### Task goal
Filter the listing so that only lines with the word "Stadt" remain.

### Raw data
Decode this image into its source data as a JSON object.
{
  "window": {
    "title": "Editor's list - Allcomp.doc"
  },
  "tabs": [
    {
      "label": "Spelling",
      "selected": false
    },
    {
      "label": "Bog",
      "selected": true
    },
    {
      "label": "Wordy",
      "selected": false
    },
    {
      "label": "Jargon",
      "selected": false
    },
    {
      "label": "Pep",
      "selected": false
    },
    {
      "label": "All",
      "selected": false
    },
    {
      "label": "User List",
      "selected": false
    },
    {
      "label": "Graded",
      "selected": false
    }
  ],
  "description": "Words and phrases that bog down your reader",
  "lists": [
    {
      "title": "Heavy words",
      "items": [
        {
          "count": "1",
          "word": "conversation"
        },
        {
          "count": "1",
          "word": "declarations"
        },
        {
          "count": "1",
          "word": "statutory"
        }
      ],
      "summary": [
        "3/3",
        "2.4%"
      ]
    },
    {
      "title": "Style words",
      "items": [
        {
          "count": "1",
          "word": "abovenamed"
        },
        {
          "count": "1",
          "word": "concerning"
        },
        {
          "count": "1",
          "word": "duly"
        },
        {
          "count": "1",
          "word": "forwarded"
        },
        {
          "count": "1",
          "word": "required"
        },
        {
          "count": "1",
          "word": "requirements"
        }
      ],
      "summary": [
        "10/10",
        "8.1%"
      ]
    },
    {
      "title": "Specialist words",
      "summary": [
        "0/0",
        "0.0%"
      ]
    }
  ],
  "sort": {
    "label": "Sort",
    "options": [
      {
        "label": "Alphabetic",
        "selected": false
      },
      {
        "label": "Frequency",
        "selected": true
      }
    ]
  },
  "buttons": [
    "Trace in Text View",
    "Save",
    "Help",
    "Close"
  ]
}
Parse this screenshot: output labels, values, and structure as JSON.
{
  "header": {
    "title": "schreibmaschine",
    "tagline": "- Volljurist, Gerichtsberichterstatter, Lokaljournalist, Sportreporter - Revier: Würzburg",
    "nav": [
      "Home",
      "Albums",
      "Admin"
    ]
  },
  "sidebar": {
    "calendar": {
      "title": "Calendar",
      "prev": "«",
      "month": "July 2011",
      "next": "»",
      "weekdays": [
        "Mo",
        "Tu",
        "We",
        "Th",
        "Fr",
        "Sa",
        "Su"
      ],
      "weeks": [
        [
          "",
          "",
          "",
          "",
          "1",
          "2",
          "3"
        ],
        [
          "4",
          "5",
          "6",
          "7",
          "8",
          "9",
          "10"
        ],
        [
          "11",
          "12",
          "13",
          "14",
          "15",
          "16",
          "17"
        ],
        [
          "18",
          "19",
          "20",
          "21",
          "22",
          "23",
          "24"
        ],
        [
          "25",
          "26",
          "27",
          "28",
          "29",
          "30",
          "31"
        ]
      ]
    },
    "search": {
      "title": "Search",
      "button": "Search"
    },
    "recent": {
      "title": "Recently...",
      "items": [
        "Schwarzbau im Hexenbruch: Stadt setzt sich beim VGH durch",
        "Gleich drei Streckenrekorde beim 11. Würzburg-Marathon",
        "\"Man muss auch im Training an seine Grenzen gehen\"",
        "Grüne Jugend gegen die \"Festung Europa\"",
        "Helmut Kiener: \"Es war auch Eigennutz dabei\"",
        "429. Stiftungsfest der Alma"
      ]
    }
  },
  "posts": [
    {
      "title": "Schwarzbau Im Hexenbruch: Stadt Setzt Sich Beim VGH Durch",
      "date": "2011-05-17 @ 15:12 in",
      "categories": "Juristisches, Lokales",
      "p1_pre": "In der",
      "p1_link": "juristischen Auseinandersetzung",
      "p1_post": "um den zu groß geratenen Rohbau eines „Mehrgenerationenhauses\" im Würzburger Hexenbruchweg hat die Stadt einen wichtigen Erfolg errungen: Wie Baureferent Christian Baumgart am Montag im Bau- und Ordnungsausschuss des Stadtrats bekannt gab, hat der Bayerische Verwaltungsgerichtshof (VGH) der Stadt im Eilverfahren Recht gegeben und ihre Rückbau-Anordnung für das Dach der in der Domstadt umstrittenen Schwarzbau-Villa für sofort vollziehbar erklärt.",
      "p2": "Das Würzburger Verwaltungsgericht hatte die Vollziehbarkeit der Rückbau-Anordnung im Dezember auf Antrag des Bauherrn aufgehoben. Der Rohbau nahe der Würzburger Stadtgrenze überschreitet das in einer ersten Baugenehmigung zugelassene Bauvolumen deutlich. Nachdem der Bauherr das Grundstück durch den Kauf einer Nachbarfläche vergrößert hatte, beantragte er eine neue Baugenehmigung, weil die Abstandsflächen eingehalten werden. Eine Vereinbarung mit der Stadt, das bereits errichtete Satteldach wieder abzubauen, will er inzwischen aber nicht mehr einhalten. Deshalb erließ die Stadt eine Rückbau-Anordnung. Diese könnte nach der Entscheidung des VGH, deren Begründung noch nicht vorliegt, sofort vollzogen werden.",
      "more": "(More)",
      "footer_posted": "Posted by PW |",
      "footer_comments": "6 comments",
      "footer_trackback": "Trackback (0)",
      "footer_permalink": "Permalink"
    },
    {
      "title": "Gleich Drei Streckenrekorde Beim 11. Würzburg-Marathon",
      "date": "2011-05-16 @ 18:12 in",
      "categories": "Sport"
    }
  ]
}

### Result for this task
        "Schwarzbau im Hexenbruch: Stadt setzt sich beim VGH durch",
      "title": "Schwarzbau Im Hexenbruch: Stadt Setzt Sich Beim VGH Durch",
      "p1_post": "um den zu groß geratenen Rohbau eines „Mehrgenerationenhauses\" im Würzburger Hexenbruchweg hat die Stadt einen wichtigen Erfolg errungen: Wie Baureferent Christian Baumgart am Montag im Bau- und Ordnungsausschuss des Stadtrats bekannt gab, hat der Bayerische Verwaltungsgerichtshof (VGH) der Stadt im Eilverfahren Recht gegeben und ihre Rückbau-Anordnung für das Dach der in der Domstadt umstrittenen Schwarzbau-Villa für sofort vollziehbar erklärt.",
      "p2": "Das Würzburger Verwaltungsgericht hatte die Vollziehbarkeit der Rückbau-Anordnung im Dezember auf Antrag des Bauherrn aufgehoben. Der Rohbau nahe der Würzburger Stadtgrenze überschreitet das in einer ersten Baugenehmigung zugelassene Bauvolumen deutlich. Nachdem der Bauherr das Grundstück durch den Kauf einer Nachbarfläche vergrößert hatte, beantragte er eine neue Baugenehmigung, weil die Abstandsflächen eingehalten werden. Eine Vereinbarung mit der Stadt, das bereits errichtete Satteldach wieder abzubauen, will er inzwischen aber nicht mehr einhalten. Deshalb erließ die Stadt eine Rückbau-Anordnung. Diese könnte nach der Entscheidung des VGH, deren Begründung noch nicht vorliegt, sofort vollzogen werden.",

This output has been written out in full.